■ Work request: Look through the records below and copy each line that includes the word "this".

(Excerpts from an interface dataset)

***

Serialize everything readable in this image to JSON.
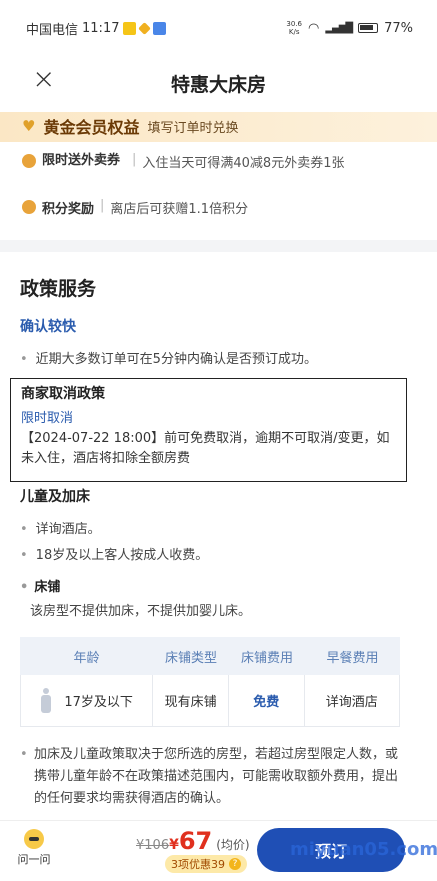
{
  "statusbar": {
    "carrier": "中国电信",
    "time": "11:17",
    "net_speed": "30.6\nK/s",
    "battery": "77%"
  },
  "header": {
    "title": "特惠大床房",
    "close_glyph": "×"
  },
  "benefits": {
    "gold_title": "黄金会员权益",
    "gold_sub": "填写订单时兑换",
    "rows": [
      {
        "label": "限时送外卖券",
        "text": "入住当天可得满40减8元外卖券1张"
      },
      {
        "label": "积分奖励",
        "text": "离店后可获赠1.1倍积分"
      }
    ]
  },
  "policy": {
    "section_title": "政策服务",
    "confirm_title": "确认较快",
    "confirm_text": "近期大多数订单可在5分钟内确认是否预订成功。",
    "cancel": {
      "title": "商家取消政策",
      "subtitle": "限时取消",
      "text": "【2024-07-22 18:00】前可免费取消，逾期不可取消/变更，如未入住，酒店将扣除全额房费"
    },
    "kids": {
      "title": "儿童及加床",
      "bullets": [
        "详询酒店。",
        "18岁及以上客人按成人收费。"
      ],
      "bed_title": "床铺",
      "bed_text": "该房型不提供加床，不提供加婴儿床。"
    },
    "table": {
      "headers": [
        "年龄",
        "床铺类型",
        "床铺费用",
        "早餐费用"
      ],
      "row": [
        "17岁及以下",
        "现有床铺",
        "免费",
        "详询酒店"
      ]
    },
    "note": "加床及儿童政策取决于您所选的房型，若超过房型限定人数，或携带儿童年龄不在政策描述范围内，可能需收取额外费用，提出的任何要求均需获得酒店的确认。"
  },
  "bottom": {
    "ask_label": "问一问",
    "old_price": "¥106",
    "currency": "¥",
    "price": "67",
    "avg_label": "(均价)",
    "promo": "3项优惠39",
    "promo_q": "?",
    "book_label": "预订",
    "watermark": "miyuan05.com"
  },
  "colors": {
    "brand_blue": "#1f4fb5",
    "price_red": "#e0301e",
    "gold": "#6b3a06"
  }
}
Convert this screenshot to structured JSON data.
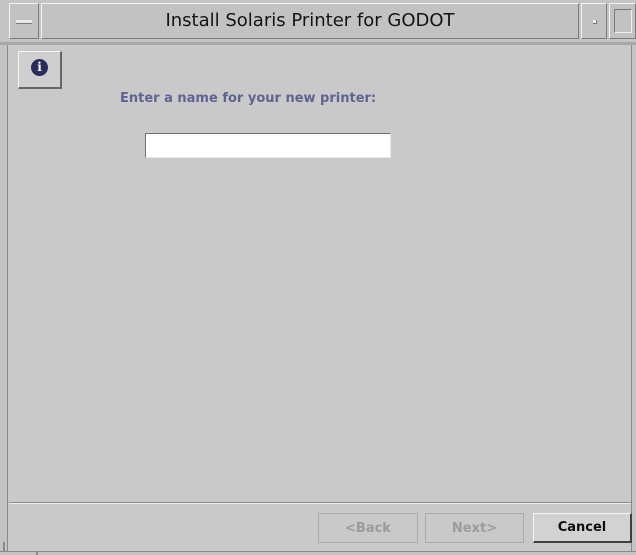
{
  "window": {
    "title": "Install Solaris Printer for GODOT"
  },
  "toolbar": {
    "info_icon": "info-icon",
    "info_glyph": "i"
  },
  "form": {
    "prompt": "Enter a name for your new printer:",
    "printer_name_value": "",
    "printer_name_placeholder": ""
  },
  "footer": {
    "back_label": "<Back",
    "next_label": "Next>",
    "cancel_label": "Cancel",
    "back_enabled": false,
    "next_enabled": false
  },
  "colors": {
    "background": "#c9c9c9",
    "prompt_text": "#5f6394",
    "disabled_text": "#9b9b9b",
    "info_icon_fill": "#2c2c5c"
  }
}
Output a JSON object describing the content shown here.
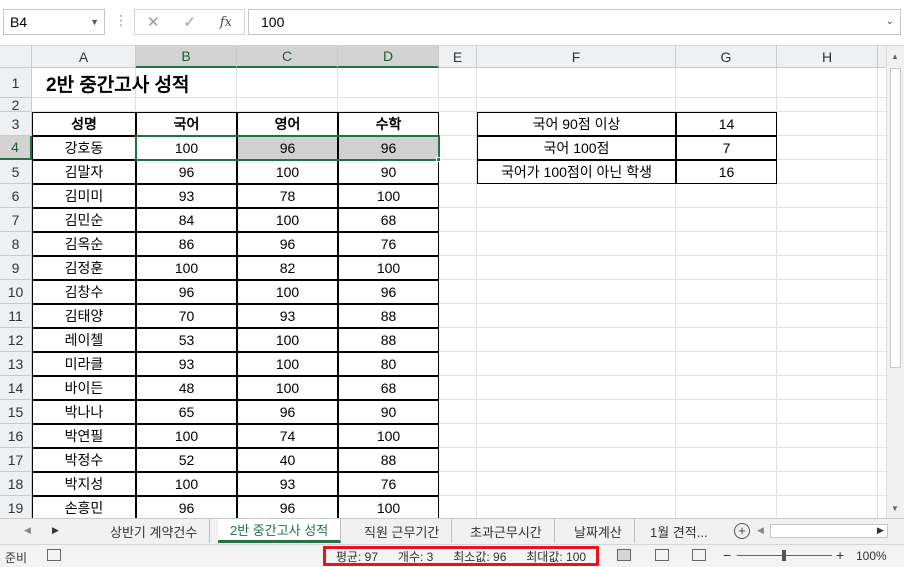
{
  "namebox": {
    "value": "B4"
  },
  "formula": {
    "value": "100",
    "fx_label": "fx"
  },
  "columns": [
    "A",
    "B",
    "C",
    "D",
    "E",
    "F",
    "G",
    "H"
  ],
  "selected_columns": [
    "B",
    "C",
    "D"
  ],
  "rows": [
    "1",
    "2",
    "3",
    "4",
    "5",
    "6",
    "7",
    "8",
    "9",
    "10",
    "11",
    "12",
    "13",
    "14",
    "15",
    "16",
    "17",
    "18",
    "19"
  ],
  "selected_row": "4",
  "sheet": {
    "title": "2반 중간고사 성적",
    "headers": [
      "성명",
      "국어",
      "영어",
      "수학"
    ],
    "students": [
      [
        "강호동",
        "100",
        "96",
        "96"
      ],
      [
        "김말자",
        "96",
        "100",
        "90"
      ],
      [
        "김미미",
        "93",
        "78",
        "100"
      ],
      [
        "김민순",
        "84",
        "100",
        "68"
      ],
      [
        "김옥순",
        "86",
        "96",
        "76"
      ],
      [
        "김정훈",
        "100",
        "82",
        "100"
      ],
      [
        "김창수",
        "96",
        "100",
        "96"
      ],
      [
        "김태양",
        "70",
        "93",
        "88"
      ],
      [
        "레이첼",
        "53",
        "100",
        "88"
      ],
      [
        "미라클",
        "93",
        "100",
        "80"
      ],
      [
        "바이든",
        "48",
        "100",
        "68"
      ],
      [
        "박나나",
        "65",
        "96",
        "90"
      ],
      [
        "박연필",
        "100",
        "74",
        "100"
      ],
      [
        "박정수",
        "52",
        "40",
        "88"
      ],
      [
        "박지성",
        "100",
        "93",
        "76"
      ],
      [
        "손흥민",
        "96",
        "96",
        "100"
      ]
    ],
    "summary": [
      [
        "국어 90점 이상",
        "14"
      ],
      [
        "국어 100점",
        "7"
      ],
      [
        "국어가 100점이 아닌 학생",
        "16"
      ]
    ]
  },
  "tabs": {
    "items": [
      "상반기 계약건수",
      "2반 중간고사 성적",
      "직원 근무기간",
      "초과근무시간",
      "날짜계산",
      "1월 견적..."
    ],
    "active_index": 1,
    "add_label": "+"
  },
  "statusbar": {
    "ready": "준비",
    "average": "평균: 97",
    "count": "개수: 3",
    "min": "최소값: 96",
    "max": "최대값: 100",
    "zoom": "100%"
  },
  "colors": {
    "accent": "#217346",
    "highlight_box": "#e8141b",
    "selected_fill": "#d0d0d0"
  }
}
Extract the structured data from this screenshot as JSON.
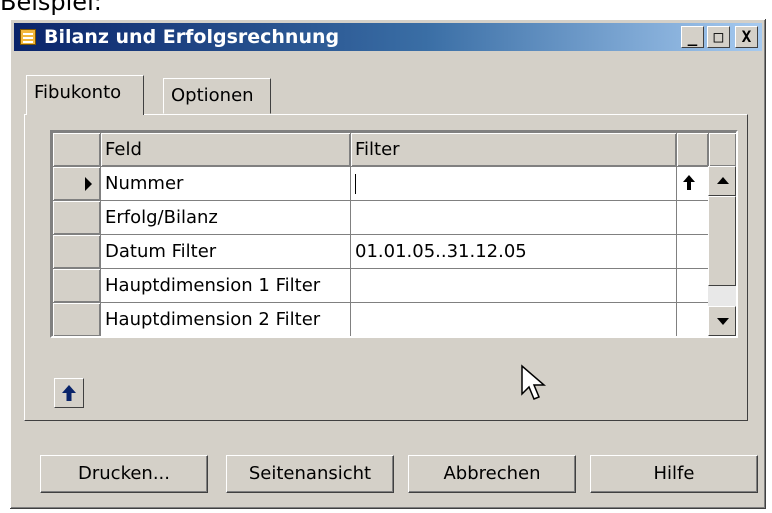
{
  "above_text": "Beispiel:",
  "window": {
    "title": "Bilanz und Erfolgsrechnung",
    "controls": {
      "minimize": "_",
      "maximize": "□",
      "close": "X"
    }
  },
  "tabs": [
    {
      "label": "Fibukonto",
      "active": true
    },
    {
      "label": "Optionen",
      "active": false
    }
  ],
  "grid": {
    "columns": [
      "Feld",
      "Filter"
    ],
    "rows": [
      {
        "field": "Nummer",
        "filter": "",
        "current": true
      },
      {
        "field": "Erfolg/Bilanz",
        "filter": ""
      },
      {
        "field": "Datum Filter",
        "filter": "01.01.05..31.12.05"
      },
      {
        "field": "Hauptdimension 1 Filter",
        "filter": ""
      },
      {
        "field": "Hauptdimension 2 Filter",
        "filter": ""
      }
    ]
  },
  "buttons": {
    "print": "Drucken...",
    "preview": "Seitenansicht",
    "cancel": "Abbrechen",
    "help": "Hilfe"
  },
  "colors": {
    "titlebar_start": "#0a246a",
    "titlebar_end": "#a6caf0",
    "face": "#d4d0c8",
    "arrow_blue": "#0a246a"
  }
}
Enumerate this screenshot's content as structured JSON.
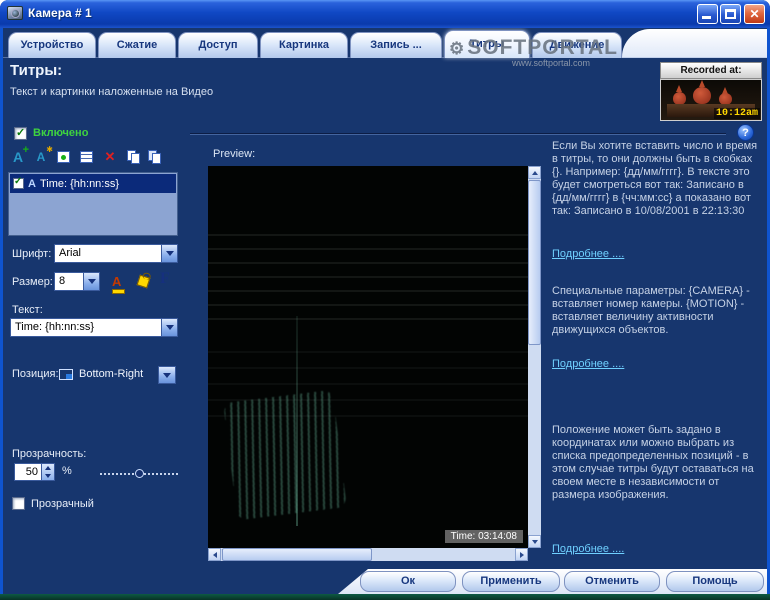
{
  "window": {
    "title": "Камера # 1"
  },
  "tabs": {
    "items": [
      {
        "label": "Устройство",
        "active": false
      },
      {
        "label": "Сжатие",
        "active": false
      },
      {
        "label": "Доступ",
        "active": false
      },
      {
        "label": "Картинка",
        "active": false
      },
      {
        "label": "Запись ...",
        "active": false
      },
      {
        "label": "Титры",
        "active": true
      },
      {
        "label": "Движение",
        "active": false
      }
    ]
  },
  "watermark": {
    "name": "SOFTPORTAL",
    "url": "www.softportal.com"
  },
  "header": {
    "title": "Титры:",
    "subtitle": "Текст и картинки наложенные на Видео"
  },
  "recorded": {
    "label": "Recorded at:",
    "time": "10:12am"
  },
  "enabled_checkbox": {
    "label": "Включено",
    "checked": true
  },
  "titles_list": {
    "items": [
      {
        "checked": true,
        "label": "Time: {hh:nn:ss}"
      }
    ]
  },
  "font": {
    "label": "Шрифт:",
    "value": "Arial"
  },
  "size": {
    "label": "Размер:",
    "value": "8"
  },
  "text": {
    "label": "Текст:",
    "value": "Time: {hh:nn:ss}"
  },
  "position": {
    "label": "Позиция:",
    "value": "Bottom-Right"
  },
  "transparency": {
    "label": "Прозрачность:",
    "value": "50",
    "unit": "%"
  },
  "transparent_checkbox": {
    "label": "Прозрачный",
    "checked": false
  },
  "preview": {
    "label": "Preview:",
    "time_overlay": "Time: 03:14:08"
  },
  "help": {
    "sections": [
      {
        "text": "Если Вы хотите вставить число и время в титры, то они должны быть в скобках {}. Например: {дд/мм/гггг}. В тексте это будет смотреться вот так: Записано в {дд/мм/гггг} в {чч:мм:сс} а показано вот так: Записано в 10/08/2001 в 22:13:30",
        "link": "Подробнее ...."
      },
      {
        "text": "Специальные параметры: {CAMERA} - вставляет номер камеры. {MOTION} - вставляет величину активности движущихся объектов.",
        "link": "Подробнее ...."
      },
      {
        "text": "Положение может быть задано в координатах или можно выбрать из списка предопределенных позиций - в этом случае титры будут оставаться на своем месте в независимости от размера изображения.",
        "link": "Подробнее ...."
      }
    ]
  },
  "footer": {
    "buttons": [
      {
        "label": "Ок"
      },
      {
        "label": "Применить"
      },
      {
        "label": "Отменить"
      },
      {
        "label": "Помощь"
      }
    ]
  },
  "icons": {
    "check": "✓",
    "help": "?",
    "add_text": "A",
    "add_field": "A",
    "delete": "✕",
    "font_color": "A",
    "bold_f": "F",
    "item_a": "A"
  },
  "colors": {
    "background": "#17366e",
    "titlebar_blue": "#0f54d0",
    "link": "#6fd0ff",
    "enabled_green": "#3fd43f",
    "time_yellow": "#ffd800",
    "bottom_strip_green": "#0e5a44"
  }
}
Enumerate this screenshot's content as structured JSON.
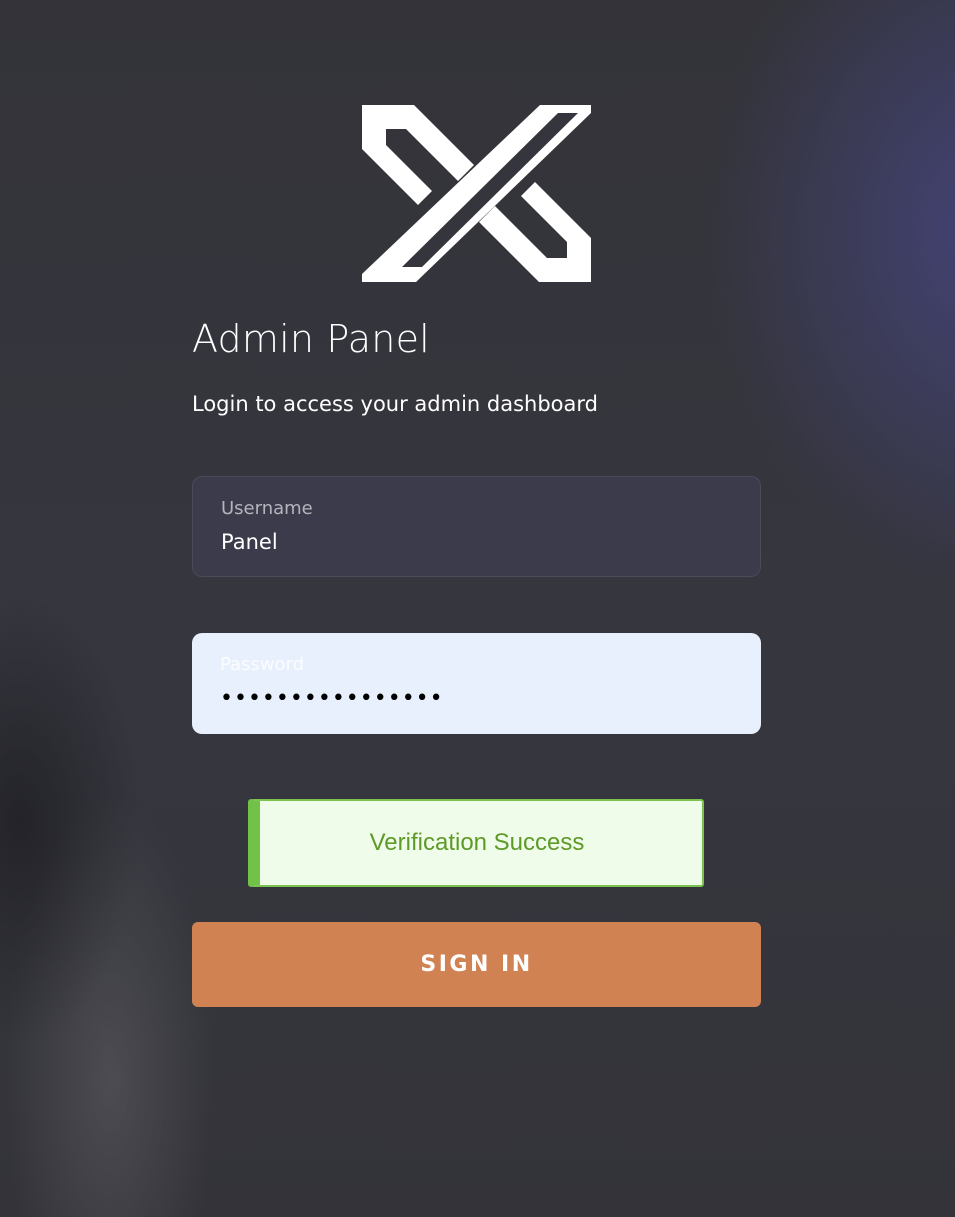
{
  "login": {
    "title": "Admin Panel",
    "subtitle": "Login to access your admin dashboard",
    "username": {
      "label": "Username",
      "value": "Panel"
    },
    "password": {
      "label": "Password",
      "value": "••••••••••••••••"
    },
    "verification": {
      "text": "Verification Success",
      "status_color": "#72c24a"
    },
    "submit_label": "SIGN IN"
  },
  "icons": {
    "logo": "x-logo-icon"
  },
  "colors": {
    "accent": "#d18252",
    "success_text": "#5e9a28",
    "autofill_bg": "#e8f0fe"
  }
}
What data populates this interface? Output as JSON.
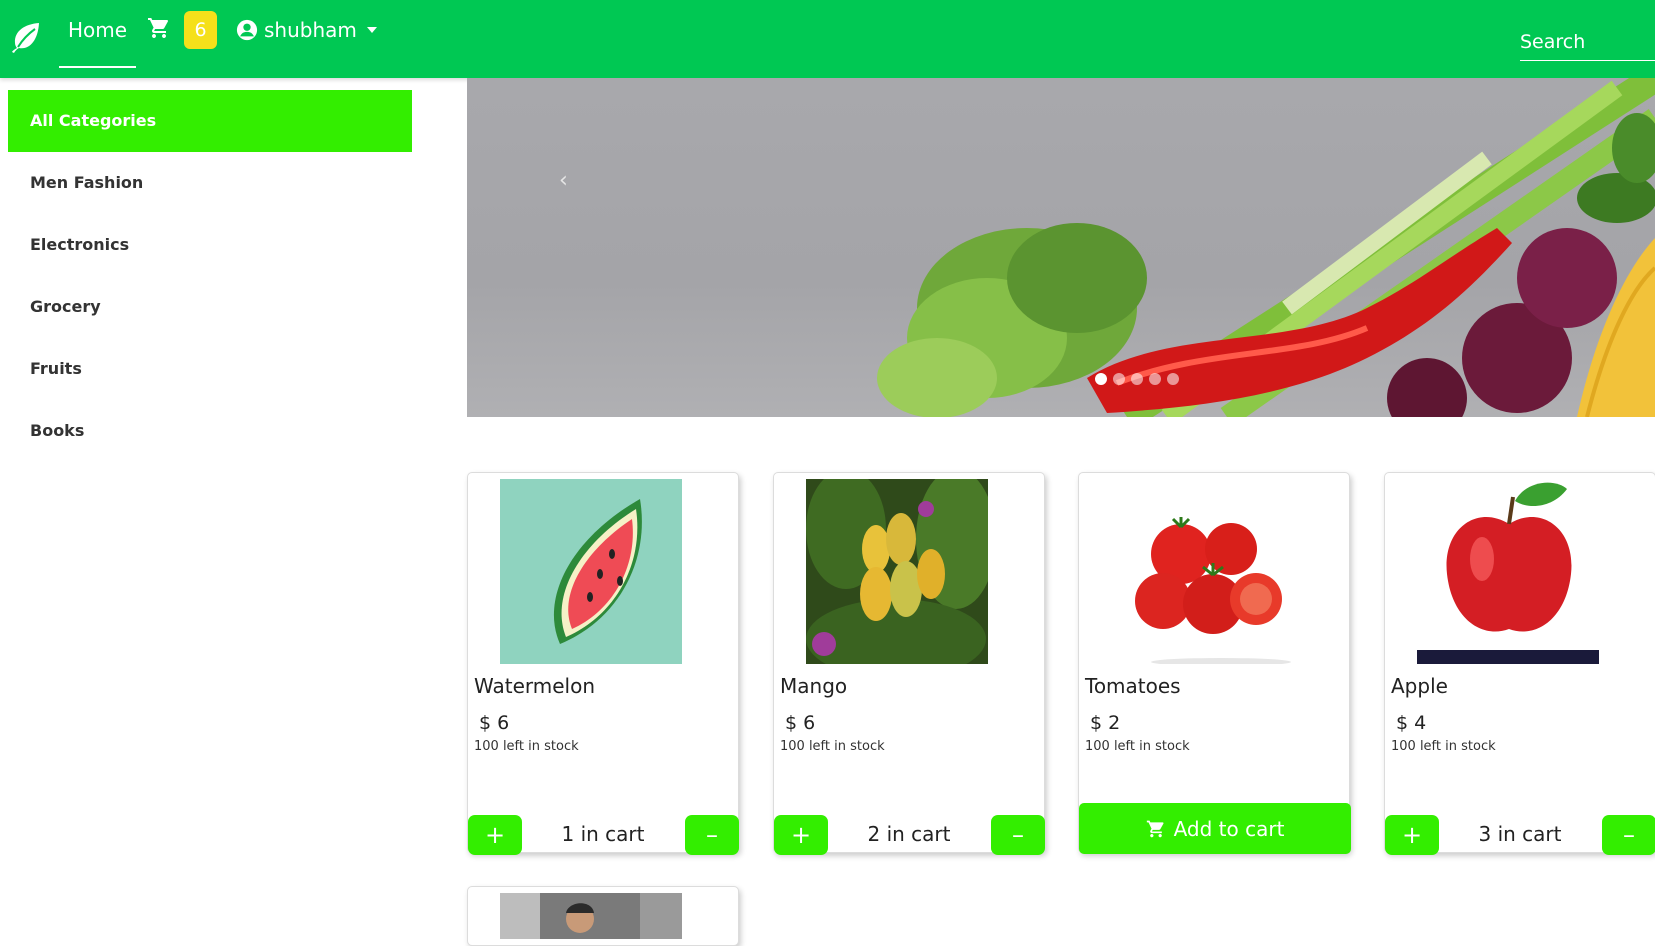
{
  "navbar": {
    "home_label": "Home",
    "cart_count": "6",
    "user_name": "shubham",
    "search_placeholder": "Search",
    "brand_color": "#00c853",
    "badge_color": "#f5e01a"
  },
  "sidebar": {
    "accent_color": "#33ee00",
    "items": [
      {
        "label": "All Categories",
        "active": true
      },
      {
        "label": "Men Fashion"
      },
      {
        "label": "Electronics"
      },
      {
        "label": "Grocery"
      },
      {
        "label": "Fruits"
      },
      {
        "label": "Books"
      }
    ]
  },
  "carousel": {
    "prev_symbol": "‹",
    "slide_count": 5,
    "active_slide": 1,
    "image": "vegetables-banner"
  },
  "products": [
    {
      "name": "Watermelon",
      "currency": "$",
      "price": "6",
      "stock": "100 left in stock",
      "cart_text": "1 in cart",
      "image": "watermelon-image"
    },
    {
      "name": "Mango",
      "currency": "$",
      "price": "6",
      "stock": "100 left in stock",
      "cart_text": "2 in cart",
      "image": "mango-image"
    },
    {
      "name": "Tomatoes",
      "currency": "$",
      "price": "2",
      "stock": "100 left in stock",
      "add_label": "Add to cart",
      "image": "tomatoes-image"
    },
    {
      "name": "Apple",
      "currency": "$",
      "price": "4",
      "stock": "100 left in stock",
      "cart_text": "3 in cart",
      "image": "apple-image"
    }
  ],
  "buttons": {
    "plus_symbol": "+",
    "minus_symbol": "–"
  }
}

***

■ Answer:
Serialize everything readable in this image to JSON.
Convert this screenshot to structured JSON data.
Extract the structured data from this screenshot as JSON.
Enumerate this screenshot's content as structured JSON.
Enumerate this screenshot's content as structured JSON.
What data populates this interface? Output as JSON.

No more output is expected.